Trainee doctors agreed to return to work Tuesday morning after fierce internal wrangling over whether to end their 18-day strike protesting controversial medical reform plans.
Doctors’ groups reached a joint agreement Thursday, taking a step toward dialogue with the ruling Democratic Party (DP) and the government to end their strike in protest of medical reform policies.
As the ruling Democratic Party (DP) signaled a willingness to head back to the drawing board with its medical reform plans, anticipation is growing that the government and doctors may finally reach a compromise to end the trainee doctors’ strike.
The government announced Monday it will postpone the state-run medical licensing exam by one week, as medical students plan to boycott the test amid nationwide strikes by trainee doctors.
Hundreds of doctors in training remained on strike despite the Health Ministry’s threat to take criminal action against them.
The Korean government on Wednesday ordered doctors on a nationwide strike to return to work, saying they must maintain their posts as the number of coronavirus cases trend upward.
People flock to the Seoul National University Children's Hospital in Jongno District, central Seoul, on Tuesday, a day before a three-day doctors’ strike is set to kick off Wednesday.
An association of trainee doctors agreed to participate in medical services related to Covid-19 despite being on strike to protest the government’s plans to increase medical school admissions following a meeting with the prime minister on Sunday.
Trainee doctors on all levels went on indefinite strike Sunday to protest the government's plan to increase medical school admissions, with concern mounting over a general doctors’ walkout this week.

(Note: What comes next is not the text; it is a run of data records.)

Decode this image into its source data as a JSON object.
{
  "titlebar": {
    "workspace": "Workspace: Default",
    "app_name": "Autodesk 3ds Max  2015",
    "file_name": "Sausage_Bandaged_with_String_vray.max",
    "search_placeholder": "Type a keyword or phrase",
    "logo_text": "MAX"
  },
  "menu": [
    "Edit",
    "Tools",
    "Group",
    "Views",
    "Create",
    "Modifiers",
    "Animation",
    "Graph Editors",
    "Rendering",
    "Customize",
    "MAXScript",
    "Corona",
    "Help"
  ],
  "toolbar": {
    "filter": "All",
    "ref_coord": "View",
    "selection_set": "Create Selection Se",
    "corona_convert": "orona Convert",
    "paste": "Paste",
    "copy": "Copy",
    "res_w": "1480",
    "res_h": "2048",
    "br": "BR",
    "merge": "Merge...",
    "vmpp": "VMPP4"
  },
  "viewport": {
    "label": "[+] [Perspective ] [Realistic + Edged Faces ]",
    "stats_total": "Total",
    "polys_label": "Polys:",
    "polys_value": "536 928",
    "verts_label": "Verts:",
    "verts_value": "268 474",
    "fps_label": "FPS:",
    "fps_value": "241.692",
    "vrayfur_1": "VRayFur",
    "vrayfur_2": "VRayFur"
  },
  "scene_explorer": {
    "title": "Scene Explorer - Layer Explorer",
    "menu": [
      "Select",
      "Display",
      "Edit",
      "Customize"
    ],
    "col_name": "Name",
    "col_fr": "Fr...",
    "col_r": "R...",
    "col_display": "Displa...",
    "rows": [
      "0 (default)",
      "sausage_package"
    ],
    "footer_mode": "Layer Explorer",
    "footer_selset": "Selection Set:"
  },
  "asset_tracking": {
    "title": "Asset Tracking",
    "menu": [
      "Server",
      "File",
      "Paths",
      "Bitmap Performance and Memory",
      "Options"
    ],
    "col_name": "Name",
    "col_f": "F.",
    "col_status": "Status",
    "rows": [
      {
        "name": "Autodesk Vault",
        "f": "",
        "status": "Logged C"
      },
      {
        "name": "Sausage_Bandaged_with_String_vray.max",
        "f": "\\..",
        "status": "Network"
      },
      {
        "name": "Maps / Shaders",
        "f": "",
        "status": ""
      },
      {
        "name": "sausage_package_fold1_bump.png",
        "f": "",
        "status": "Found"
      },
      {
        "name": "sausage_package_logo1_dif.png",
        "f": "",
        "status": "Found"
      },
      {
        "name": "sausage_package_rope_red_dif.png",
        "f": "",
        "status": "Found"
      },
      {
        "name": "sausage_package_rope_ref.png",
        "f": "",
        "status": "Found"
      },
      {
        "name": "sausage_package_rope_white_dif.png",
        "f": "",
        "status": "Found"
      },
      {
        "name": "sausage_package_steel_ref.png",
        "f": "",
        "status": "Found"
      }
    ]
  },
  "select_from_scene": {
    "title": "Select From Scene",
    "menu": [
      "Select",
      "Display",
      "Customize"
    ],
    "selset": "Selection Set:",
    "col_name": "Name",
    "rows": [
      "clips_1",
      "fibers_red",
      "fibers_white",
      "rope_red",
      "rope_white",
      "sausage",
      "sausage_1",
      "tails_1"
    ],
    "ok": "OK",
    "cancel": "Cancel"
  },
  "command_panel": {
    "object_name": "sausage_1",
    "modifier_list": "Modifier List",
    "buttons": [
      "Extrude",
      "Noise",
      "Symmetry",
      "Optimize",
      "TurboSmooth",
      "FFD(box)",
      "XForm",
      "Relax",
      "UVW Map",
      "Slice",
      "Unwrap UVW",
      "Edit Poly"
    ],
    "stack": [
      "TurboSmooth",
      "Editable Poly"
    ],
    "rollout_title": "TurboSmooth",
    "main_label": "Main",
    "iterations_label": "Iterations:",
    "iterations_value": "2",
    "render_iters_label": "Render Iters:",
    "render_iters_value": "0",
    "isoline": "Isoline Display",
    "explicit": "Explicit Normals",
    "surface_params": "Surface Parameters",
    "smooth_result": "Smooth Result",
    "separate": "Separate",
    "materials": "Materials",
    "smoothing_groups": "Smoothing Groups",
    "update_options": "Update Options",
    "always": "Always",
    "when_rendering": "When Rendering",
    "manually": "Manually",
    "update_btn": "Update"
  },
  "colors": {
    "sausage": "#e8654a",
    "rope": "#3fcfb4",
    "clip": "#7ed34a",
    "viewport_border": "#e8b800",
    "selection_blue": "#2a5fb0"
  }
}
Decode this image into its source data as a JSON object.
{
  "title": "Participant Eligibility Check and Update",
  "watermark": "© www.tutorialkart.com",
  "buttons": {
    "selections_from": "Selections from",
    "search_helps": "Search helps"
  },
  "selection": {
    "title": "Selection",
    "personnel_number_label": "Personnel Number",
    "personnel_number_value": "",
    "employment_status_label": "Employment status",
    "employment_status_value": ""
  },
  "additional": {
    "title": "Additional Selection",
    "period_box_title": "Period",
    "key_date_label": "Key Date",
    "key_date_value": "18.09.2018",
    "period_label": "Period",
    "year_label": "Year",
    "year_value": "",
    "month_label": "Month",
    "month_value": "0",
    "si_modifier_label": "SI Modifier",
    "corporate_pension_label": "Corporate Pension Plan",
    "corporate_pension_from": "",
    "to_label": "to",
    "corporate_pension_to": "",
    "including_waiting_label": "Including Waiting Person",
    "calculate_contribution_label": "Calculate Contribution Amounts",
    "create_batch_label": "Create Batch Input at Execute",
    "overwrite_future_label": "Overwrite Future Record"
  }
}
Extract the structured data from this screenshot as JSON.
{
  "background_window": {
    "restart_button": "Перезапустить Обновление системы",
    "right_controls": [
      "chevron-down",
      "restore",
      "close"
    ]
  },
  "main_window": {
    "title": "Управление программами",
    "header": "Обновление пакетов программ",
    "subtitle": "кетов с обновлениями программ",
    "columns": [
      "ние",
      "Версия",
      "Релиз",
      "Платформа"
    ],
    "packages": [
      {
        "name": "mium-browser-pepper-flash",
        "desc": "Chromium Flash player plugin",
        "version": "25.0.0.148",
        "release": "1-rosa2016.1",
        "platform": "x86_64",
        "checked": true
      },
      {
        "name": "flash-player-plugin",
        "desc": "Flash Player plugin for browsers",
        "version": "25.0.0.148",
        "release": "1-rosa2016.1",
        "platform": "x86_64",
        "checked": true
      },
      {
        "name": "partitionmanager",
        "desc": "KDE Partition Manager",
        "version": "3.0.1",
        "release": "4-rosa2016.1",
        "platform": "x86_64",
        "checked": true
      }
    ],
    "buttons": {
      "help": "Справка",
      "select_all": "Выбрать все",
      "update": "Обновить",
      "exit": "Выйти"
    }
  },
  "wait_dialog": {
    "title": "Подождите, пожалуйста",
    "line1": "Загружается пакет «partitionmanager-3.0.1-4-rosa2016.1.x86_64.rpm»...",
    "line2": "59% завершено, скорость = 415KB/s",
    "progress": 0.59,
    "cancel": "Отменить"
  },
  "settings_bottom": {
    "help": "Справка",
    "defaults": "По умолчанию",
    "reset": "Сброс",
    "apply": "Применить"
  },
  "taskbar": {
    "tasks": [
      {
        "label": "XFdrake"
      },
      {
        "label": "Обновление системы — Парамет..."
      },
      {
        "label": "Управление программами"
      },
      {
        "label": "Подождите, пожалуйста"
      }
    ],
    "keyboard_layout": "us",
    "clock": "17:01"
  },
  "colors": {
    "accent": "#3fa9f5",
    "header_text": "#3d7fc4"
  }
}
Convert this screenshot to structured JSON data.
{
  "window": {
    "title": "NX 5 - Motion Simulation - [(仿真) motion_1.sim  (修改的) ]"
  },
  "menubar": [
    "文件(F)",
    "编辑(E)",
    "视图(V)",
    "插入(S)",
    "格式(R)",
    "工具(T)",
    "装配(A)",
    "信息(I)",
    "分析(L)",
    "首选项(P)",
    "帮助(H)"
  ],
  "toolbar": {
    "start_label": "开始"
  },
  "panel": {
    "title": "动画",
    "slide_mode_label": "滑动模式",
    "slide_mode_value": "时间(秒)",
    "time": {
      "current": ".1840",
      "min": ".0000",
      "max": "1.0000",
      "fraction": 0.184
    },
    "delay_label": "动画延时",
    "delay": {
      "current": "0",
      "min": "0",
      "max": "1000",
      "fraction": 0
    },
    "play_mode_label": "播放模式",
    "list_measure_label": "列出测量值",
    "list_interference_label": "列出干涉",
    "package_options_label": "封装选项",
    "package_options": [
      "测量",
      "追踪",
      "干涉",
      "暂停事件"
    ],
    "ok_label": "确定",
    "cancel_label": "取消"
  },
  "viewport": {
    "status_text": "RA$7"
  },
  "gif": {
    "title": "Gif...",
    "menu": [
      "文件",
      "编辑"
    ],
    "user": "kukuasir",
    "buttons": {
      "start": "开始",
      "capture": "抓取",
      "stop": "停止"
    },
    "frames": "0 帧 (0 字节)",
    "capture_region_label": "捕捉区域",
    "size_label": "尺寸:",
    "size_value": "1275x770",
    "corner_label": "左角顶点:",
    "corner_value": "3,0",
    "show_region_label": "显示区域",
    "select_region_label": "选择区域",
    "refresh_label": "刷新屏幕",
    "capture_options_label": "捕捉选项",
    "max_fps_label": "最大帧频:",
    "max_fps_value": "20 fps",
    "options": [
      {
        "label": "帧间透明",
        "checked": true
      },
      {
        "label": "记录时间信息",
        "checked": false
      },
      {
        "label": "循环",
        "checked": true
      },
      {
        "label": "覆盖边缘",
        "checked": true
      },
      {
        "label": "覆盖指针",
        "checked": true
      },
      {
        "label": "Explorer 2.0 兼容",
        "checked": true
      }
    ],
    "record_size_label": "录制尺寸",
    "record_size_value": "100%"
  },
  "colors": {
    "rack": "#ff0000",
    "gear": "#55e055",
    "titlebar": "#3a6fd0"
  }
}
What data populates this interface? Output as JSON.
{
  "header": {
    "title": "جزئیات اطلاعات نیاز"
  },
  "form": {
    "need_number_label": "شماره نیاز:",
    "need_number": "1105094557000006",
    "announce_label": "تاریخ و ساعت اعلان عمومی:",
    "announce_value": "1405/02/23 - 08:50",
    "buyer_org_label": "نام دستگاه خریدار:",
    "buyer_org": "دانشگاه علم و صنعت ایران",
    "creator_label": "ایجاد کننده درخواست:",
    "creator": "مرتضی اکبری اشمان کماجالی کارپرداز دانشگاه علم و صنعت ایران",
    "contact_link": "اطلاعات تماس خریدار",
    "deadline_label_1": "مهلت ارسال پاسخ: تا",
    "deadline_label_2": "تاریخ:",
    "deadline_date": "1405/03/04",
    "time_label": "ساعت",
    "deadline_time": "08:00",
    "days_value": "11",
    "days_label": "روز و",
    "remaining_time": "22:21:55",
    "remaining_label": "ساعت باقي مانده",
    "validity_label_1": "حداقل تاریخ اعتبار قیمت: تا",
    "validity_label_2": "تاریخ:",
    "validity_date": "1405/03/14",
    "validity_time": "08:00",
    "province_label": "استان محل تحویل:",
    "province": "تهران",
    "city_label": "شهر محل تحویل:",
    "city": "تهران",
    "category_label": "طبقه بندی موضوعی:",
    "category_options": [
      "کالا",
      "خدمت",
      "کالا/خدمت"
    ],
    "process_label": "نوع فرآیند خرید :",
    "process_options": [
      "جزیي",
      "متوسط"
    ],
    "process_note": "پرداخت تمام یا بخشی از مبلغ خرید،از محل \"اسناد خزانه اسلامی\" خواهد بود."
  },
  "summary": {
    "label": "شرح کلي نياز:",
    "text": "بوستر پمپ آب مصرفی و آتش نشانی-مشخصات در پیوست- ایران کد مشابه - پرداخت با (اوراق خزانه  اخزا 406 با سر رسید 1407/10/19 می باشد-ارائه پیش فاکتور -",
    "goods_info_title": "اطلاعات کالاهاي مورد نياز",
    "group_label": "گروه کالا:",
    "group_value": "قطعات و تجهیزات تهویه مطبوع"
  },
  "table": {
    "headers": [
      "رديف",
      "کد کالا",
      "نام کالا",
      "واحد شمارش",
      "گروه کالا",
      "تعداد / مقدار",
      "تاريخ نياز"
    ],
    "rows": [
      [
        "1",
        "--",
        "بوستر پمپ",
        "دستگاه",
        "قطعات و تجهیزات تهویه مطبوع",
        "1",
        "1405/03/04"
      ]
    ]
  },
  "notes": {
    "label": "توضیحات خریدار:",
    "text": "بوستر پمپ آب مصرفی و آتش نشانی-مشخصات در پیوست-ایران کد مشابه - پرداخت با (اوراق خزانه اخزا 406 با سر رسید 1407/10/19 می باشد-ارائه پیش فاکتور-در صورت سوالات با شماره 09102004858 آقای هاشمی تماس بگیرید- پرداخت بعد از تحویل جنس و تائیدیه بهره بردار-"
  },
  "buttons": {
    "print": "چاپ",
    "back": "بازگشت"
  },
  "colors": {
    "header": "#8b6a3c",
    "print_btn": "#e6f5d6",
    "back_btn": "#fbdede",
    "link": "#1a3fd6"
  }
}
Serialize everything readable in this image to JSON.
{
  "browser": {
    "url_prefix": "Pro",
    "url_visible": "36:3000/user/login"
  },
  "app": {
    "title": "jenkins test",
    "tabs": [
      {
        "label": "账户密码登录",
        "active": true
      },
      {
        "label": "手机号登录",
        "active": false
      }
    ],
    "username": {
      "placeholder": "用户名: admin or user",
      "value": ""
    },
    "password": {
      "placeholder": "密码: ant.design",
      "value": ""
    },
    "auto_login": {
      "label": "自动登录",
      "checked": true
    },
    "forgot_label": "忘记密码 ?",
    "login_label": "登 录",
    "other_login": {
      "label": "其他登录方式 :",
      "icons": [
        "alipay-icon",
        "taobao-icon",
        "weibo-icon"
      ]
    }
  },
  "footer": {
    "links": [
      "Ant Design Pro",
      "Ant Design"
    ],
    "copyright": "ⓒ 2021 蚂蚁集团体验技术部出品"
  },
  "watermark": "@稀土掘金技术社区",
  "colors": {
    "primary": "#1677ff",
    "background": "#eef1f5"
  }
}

Minister of Health and Welfare Park Neung-hoo Thursday urged doctors across the country not to go on strike while the coronavirus rages, stressing the government would pay closer attention to their complaints about the proposed medical reforms.